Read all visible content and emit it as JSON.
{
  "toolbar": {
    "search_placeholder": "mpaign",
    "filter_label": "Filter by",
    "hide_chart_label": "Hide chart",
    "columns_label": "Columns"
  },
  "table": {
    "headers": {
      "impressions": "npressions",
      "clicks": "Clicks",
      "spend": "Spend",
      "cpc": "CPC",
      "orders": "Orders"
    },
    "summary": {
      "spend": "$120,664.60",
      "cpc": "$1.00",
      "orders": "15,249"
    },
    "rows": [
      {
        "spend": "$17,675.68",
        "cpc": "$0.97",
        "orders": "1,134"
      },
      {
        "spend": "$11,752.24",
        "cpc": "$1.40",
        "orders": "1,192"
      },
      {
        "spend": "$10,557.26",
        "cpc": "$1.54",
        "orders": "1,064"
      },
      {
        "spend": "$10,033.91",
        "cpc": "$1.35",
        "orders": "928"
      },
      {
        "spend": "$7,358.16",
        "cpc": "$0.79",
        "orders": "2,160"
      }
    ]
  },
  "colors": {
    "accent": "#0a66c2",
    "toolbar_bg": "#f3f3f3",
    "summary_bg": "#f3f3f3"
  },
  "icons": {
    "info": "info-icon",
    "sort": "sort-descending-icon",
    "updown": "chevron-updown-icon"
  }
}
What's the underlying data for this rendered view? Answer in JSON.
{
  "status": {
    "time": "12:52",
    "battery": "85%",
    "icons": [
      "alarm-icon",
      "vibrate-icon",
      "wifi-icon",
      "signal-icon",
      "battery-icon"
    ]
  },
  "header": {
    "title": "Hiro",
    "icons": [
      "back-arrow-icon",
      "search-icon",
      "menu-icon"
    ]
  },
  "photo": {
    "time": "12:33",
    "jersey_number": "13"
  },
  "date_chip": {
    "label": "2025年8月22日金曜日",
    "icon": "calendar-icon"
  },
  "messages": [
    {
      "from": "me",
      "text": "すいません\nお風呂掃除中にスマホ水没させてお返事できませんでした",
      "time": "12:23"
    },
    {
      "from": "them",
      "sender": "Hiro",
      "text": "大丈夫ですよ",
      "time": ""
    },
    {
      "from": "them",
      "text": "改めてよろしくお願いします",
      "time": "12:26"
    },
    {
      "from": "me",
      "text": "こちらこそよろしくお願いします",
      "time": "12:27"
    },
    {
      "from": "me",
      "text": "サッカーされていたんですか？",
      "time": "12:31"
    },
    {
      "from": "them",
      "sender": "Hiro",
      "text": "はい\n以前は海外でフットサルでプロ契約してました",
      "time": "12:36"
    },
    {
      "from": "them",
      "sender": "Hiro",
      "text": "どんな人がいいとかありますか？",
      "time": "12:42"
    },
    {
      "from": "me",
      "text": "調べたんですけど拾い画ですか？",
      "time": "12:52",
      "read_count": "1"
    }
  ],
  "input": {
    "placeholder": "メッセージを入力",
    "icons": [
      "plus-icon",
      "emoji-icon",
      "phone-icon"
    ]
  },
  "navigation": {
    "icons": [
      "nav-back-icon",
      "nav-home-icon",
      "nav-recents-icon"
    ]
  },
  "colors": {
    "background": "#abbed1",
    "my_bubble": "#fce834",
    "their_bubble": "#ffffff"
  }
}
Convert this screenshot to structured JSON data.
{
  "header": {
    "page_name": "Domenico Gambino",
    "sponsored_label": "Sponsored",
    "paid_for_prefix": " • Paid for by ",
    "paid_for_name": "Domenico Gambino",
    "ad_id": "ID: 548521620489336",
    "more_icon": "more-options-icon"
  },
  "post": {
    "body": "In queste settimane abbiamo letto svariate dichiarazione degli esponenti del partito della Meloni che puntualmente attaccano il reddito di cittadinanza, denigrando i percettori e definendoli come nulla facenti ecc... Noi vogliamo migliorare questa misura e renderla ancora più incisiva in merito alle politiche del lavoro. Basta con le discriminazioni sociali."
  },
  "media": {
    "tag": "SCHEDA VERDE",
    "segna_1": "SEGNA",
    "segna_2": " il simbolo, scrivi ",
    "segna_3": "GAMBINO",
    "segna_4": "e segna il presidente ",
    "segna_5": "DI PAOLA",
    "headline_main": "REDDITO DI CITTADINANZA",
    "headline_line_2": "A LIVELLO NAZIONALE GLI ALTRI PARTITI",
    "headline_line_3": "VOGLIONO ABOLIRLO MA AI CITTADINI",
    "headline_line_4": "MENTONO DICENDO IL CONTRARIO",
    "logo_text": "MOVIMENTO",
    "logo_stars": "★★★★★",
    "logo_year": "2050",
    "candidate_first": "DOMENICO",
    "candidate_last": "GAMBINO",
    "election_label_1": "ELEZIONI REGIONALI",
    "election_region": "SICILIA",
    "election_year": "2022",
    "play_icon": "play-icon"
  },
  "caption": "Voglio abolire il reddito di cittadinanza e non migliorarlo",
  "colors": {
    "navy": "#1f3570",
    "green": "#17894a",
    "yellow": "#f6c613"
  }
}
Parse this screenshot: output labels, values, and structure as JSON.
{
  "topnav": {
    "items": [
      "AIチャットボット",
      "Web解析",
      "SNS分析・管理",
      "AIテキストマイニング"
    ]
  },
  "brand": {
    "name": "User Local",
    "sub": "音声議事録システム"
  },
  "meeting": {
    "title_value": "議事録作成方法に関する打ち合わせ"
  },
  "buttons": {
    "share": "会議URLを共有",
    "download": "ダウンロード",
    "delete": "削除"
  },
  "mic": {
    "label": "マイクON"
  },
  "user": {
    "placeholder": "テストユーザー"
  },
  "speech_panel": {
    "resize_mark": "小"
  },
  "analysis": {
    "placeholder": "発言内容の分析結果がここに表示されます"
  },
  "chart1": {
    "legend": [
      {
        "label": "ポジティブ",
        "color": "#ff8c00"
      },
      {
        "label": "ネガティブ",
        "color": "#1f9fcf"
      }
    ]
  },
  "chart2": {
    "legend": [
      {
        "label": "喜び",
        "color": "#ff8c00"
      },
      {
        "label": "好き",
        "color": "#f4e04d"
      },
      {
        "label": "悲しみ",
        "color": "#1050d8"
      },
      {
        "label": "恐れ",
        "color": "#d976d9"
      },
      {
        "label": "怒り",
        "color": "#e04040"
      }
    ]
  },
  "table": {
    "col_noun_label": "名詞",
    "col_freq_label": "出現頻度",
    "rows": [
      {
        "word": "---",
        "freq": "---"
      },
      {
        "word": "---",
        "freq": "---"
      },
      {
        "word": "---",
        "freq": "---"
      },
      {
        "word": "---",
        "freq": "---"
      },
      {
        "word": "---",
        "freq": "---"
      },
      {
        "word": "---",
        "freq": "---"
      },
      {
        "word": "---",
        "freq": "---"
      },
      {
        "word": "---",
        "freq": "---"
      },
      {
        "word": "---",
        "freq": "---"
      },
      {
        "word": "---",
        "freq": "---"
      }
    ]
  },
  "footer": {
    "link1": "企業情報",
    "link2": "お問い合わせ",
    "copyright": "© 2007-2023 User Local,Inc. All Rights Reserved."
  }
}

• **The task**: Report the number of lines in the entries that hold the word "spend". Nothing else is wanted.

• **Reply**: 7